In the data below, find each line carrying the string "fraction" and copy it out.

━━━━━━━━━━━━━━━━

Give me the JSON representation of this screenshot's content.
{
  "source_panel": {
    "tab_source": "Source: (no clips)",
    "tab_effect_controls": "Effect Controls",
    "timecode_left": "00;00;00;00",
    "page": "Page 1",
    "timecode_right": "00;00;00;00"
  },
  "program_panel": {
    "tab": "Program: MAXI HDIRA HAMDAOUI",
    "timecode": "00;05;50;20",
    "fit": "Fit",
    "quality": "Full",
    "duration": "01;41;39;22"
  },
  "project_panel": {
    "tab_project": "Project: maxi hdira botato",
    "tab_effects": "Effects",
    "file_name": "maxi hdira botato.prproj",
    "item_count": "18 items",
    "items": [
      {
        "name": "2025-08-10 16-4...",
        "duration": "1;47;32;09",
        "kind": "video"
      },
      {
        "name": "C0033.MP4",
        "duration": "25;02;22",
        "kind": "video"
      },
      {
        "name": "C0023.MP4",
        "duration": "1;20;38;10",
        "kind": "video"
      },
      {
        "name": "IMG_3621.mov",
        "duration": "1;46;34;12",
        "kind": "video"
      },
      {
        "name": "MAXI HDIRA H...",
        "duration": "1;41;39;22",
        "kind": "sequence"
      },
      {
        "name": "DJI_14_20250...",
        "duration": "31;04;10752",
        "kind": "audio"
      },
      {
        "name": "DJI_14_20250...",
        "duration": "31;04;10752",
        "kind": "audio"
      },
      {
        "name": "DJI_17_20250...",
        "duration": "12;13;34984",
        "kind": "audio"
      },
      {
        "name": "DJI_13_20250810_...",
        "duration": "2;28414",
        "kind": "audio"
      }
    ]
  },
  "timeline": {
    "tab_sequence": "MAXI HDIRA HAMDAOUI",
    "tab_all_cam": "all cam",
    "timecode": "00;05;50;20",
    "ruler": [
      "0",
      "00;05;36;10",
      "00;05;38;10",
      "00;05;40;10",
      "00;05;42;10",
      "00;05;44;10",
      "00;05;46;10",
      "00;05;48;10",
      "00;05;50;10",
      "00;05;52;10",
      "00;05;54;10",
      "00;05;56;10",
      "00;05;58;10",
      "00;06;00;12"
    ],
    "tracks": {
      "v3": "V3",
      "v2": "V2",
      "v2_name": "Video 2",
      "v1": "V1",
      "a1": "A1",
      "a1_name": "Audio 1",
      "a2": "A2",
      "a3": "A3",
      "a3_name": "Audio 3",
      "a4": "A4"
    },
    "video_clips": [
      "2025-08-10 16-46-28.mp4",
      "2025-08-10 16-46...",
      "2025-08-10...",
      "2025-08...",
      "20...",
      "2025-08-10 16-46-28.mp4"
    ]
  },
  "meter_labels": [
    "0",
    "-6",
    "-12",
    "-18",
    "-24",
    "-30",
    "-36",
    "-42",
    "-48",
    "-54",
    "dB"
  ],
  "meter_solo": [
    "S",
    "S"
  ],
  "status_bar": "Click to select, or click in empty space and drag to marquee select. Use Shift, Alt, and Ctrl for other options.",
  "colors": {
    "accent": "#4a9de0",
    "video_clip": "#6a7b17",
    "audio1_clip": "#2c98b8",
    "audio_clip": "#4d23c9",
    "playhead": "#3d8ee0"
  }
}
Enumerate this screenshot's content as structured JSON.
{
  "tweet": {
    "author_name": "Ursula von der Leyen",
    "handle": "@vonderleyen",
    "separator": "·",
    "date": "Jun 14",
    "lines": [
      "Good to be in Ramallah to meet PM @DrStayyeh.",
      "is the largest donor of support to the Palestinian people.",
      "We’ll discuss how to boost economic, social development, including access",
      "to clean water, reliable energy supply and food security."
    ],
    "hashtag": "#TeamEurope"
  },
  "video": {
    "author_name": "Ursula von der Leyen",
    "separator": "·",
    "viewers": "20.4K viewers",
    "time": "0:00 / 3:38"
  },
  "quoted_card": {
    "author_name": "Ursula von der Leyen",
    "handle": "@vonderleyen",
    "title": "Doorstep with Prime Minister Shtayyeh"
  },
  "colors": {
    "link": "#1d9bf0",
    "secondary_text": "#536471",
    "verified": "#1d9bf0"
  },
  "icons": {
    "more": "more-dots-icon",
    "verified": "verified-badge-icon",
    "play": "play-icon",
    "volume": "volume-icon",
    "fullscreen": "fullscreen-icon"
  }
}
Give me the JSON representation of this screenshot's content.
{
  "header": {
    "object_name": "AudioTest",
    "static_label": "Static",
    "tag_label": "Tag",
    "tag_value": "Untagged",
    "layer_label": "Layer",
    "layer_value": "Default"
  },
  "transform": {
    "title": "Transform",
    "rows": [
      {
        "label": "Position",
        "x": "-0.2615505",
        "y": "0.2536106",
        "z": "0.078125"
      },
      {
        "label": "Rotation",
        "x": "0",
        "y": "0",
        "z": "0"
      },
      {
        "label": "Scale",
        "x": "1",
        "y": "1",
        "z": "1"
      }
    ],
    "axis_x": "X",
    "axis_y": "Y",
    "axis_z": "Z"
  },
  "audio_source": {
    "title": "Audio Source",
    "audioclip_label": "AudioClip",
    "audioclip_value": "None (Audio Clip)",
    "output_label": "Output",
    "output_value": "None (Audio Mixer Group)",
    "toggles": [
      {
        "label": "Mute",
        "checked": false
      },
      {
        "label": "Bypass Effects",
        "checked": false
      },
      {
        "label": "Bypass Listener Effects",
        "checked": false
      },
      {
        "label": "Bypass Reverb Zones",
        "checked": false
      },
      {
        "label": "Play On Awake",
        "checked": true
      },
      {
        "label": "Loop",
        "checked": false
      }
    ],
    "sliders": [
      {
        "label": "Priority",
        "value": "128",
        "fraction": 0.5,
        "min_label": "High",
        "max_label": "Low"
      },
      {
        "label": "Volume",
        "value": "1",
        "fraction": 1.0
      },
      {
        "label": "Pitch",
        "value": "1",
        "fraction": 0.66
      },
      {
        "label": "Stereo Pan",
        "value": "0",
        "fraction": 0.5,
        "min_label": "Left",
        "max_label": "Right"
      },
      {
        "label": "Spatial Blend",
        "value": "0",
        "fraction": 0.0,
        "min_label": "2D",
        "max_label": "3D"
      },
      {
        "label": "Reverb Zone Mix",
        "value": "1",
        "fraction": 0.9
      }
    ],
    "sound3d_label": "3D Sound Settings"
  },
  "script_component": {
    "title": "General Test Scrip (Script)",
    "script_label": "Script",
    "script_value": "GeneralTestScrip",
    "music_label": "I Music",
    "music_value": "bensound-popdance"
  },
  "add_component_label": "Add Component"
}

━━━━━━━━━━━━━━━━

Solution to the exercise:
        "fraction": 0.5,
        "fraction": 1.0
        "fraction": 0.66
        "fraction": 0.5,
        "fraction": 0.0,
        "fraction": 0.9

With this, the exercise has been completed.